CSCI 343 — Trying a little SQL


This will be a short lab. We are trying to get everyone logged into the lab and using at least two different SQL-based database systems. That’s all.

Using the cheat sheet

Start by opening Stephen Scott’s (My)SQL Cheat Sheet and finding the commands for creating a tables, inserting rows into a table, and printing all rows from a table. These three commands are CREATE TABLE, INSERT INTO, and SELECT.

Using the terminal

We’ll be using the command line today. Open up a terminal session and get ready to type.

Using SQLite

Take a look at the web page for the command line shell for SQLite and create a database called lab01 while connected to your home directory. By the way, the command line shell is called sqlite3 ,

Insert some interesting values in your database.

Exit sqlite3 and list your directory. You should see a file named lab01 .

Now restart sqlite3 on the same database and list a few values. Your tables should contain the same values.

sqlite3 stores everything in a file. This is not a client-server system.

Using mySQL

A database and account has been created for you on the department’s MySQL server . Your account name is the same as your username. Attach the capital letters “DB” to the end of your username to get the name of your database.

Connect to your MySQL database with the following command:

mysql -u username -h -p usernameDB

Your password was generated using the same algorithm used to generate your initial workstation password. You can look at the UNCA CSCI Username and Password page, if you can’t remember the algorithm.

In many ways, SQL is SQL, but the MySQL Wikibook does have a cheat sheet that lists some of the specialized commands of MySQL.

At this point, go ahead and create a table with values, similar to what you did with SQLite3. Also, use SQL’s select to list some values.

MySQL Workbench

Of course, everyone should use the command line, but there is a graphical interface to MySQL called MySQL Workbench that can be downloaded for Linux, Mac OS X and Windows operating systems.

You should be able to start it from the command line by running the program mysql-workbench. You should also be able to find it in the applications menu.

If you have a personal computer with you, you might also want to try installing it now.

In any case, use MySQL Workbench to connect to your MySQL database and make some changes.

By the way, most Linux distributions continue to use the pre-Oracle GPL version of the workbench.

Protecting the data

It’s back to the command line with SQLite for a minute. You’ll need a partner for this part of the lab. However, you and your partner will continue to both use your own terminal sessions.

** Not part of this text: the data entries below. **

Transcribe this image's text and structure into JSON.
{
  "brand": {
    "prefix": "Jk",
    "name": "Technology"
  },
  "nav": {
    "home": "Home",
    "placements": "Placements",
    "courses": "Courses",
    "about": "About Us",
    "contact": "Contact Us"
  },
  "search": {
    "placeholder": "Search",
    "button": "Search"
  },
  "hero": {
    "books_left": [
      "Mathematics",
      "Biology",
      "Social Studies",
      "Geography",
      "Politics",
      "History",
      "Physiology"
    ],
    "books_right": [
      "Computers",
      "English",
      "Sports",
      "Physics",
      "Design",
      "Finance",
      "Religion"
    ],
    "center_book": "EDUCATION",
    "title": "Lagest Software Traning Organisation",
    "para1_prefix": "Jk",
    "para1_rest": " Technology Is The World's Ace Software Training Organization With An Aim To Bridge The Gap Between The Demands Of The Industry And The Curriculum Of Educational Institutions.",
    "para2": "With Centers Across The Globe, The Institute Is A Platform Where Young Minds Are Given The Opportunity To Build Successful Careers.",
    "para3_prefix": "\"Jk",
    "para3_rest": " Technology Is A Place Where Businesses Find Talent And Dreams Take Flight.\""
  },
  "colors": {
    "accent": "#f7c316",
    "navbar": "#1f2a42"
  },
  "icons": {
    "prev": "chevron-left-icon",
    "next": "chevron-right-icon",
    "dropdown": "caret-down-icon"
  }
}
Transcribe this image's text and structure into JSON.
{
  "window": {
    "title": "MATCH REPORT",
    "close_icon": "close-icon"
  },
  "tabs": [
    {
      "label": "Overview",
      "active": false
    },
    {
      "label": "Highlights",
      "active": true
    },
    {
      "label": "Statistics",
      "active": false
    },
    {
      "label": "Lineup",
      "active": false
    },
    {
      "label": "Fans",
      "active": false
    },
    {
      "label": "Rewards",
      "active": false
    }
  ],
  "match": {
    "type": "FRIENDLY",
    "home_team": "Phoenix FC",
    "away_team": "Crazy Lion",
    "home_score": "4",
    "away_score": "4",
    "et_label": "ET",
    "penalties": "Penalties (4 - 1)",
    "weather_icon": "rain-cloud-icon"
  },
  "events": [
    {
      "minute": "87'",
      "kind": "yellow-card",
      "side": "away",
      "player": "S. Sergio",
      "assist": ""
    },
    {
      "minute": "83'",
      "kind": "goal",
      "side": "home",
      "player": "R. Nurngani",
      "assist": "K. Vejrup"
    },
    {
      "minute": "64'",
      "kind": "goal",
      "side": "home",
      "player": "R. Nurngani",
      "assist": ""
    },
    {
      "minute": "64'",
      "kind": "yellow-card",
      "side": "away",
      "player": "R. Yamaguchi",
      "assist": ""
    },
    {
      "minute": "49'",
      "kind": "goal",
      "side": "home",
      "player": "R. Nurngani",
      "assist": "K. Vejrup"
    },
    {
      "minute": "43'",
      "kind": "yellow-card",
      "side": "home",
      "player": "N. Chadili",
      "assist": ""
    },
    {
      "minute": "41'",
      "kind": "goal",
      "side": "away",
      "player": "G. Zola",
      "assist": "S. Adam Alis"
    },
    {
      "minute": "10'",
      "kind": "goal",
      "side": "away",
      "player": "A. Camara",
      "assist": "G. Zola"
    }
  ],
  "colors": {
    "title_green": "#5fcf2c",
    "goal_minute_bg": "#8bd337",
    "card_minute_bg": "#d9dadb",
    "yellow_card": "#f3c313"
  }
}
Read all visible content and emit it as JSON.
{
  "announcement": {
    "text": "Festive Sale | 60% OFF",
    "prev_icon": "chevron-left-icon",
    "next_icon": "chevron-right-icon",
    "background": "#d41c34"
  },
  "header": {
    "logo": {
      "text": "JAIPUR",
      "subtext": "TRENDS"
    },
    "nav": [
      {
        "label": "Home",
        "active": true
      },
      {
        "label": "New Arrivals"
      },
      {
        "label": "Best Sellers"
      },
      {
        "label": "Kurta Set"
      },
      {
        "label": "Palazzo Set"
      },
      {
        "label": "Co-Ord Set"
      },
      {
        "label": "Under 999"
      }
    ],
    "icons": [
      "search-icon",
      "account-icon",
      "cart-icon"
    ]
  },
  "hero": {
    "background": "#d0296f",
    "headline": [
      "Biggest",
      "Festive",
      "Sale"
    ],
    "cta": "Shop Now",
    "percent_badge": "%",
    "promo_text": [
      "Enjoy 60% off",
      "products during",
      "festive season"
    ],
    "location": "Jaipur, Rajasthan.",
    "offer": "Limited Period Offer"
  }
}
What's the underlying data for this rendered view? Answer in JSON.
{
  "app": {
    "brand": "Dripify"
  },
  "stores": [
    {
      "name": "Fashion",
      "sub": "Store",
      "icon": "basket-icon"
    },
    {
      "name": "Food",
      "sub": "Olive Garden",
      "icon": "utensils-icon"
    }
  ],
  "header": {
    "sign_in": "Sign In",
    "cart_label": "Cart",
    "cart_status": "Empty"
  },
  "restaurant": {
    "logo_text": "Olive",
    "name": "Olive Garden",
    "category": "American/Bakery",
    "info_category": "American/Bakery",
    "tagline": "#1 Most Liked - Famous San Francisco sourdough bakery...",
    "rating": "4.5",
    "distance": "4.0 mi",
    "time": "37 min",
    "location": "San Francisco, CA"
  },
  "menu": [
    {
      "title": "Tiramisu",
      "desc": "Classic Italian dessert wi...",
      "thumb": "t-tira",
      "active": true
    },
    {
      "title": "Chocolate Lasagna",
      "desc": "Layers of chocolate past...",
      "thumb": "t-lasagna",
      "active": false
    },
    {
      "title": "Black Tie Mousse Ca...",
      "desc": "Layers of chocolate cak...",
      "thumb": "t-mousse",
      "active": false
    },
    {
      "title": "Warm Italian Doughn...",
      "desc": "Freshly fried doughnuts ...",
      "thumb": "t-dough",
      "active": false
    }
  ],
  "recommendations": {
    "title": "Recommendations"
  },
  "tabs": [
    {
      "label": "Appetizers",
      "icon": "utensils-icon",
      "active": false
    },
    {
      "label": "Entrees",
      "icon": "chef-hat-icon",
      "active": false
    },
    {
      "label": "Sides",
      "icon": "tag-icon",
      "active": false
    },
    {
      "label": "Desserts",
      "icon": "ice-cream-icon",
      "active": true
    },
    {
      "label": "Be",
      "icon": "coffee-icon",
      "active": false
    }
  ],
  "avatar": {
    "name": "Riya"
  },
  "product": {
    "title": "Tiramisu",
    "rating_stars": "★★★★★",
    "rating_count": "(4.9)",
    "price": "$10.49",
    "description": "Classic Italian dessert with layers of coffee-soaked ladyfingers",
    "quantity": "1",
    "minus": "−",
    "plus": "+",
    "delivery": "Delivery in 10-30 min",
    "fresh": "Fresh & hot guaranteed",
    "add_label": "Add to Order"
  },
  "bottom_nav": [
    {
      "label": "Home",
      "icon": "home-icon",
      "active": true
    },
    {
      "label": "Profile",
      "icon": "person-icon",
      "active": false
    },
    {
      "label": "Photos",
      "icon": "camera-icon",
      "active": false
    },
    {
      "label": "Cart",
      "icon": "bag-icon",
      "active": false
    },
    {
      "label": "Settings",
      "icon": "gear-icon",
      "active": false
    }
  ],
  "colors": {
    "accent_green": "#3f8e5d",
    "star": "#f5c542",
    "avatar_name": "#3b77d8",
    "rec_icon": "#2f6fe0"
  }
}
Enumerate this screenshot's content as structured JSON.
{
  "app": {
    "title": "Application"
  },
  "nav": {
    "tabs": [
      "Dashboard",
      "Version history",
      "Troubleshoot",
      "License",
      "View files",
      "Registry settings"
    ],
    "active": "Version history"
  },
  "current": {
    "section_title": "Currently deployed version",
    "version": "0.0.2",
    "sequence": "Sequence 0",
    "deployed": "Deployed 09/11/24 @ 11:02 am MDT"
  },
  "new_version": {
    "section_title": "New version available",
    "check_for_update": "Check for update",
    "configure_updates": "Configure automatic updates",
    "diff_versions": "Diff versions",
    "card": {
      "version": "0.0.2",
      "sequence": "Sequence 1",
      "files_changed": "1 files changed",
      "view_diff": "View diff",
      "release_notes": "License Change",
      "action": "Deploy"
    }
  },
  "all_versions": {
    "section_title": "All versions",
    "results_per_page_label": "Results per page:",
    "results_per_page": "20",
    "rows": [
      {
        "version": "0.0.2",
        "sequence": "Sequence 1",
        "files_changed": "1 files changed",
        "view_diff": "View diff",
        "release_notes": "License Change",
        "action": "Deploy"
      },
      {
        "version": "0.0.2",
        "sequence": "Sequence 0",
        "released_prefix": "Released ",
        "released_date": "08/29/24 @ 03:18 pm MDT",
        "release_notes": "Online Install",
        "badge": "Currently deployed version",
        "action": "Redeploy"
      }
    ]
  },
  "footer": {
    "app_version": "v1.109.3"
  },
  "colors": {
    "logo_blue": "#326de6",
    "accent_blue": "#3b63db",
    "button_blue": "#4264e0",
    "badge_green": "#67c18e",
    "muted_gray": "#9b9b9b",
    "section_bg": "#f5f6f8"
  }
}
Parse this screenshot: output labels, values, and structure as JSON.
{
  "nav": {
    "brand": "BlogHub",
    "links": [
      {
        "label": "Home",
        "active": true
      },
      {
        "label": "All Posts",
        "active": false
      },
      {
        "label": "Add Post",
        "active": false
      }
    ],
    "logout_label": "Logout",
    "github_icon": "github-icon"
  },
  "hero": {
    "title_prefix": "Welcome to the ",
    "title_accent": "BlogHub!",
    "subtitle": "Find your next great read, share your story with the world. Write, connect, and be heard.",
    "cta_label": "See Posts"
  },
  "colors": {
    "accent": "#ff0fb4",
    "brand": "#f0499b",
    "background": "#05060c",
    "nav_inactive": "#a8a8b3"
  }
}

Figure out the filename of the your SQLite3 database and share it with your partner. It’s probably something like /home/username/lab01 . Use the sqlite3 program to connect to your partner’s database. You should be able to query (SELECT) but unable to modify (INSERT).

Now exit sqlite3 and add a little protection to your database. Since SQLite database protection depends solely on your operating system’s file protection mechanism, you’ll need to use the Unix chmod command to change the file permission settings. Look at University of Washington’s tutorial on file permissions to see how to do this.

Set the permissions of your database file so that only you can read the database. (By the way, you can prove you hackitude by using octal numbers to do this.) Have your partner verify that your database is now unreadable.

Next set the permissions of the database file so that everyone can read and write your database. Now have your partner modify your database.

Of course, universally writable files are a bad idea, so undo that last change.

In order to meet the Security-Enhanced Linux requirements of the NSA, most operating systems provide some support for access control lists. If you want to set up your database so that only you and your partner can use it, take a look at Red Hat’s documentation about access control lists. It is not easy to use.

What about MySQL?

MySQL has a more sophisticated system for protecting database access. We’ll save that for a later lab. Also, your database was not create with the GRANT OPTION, so you can’t grant access to others anyway. (See the documentation about the GRANT statement.)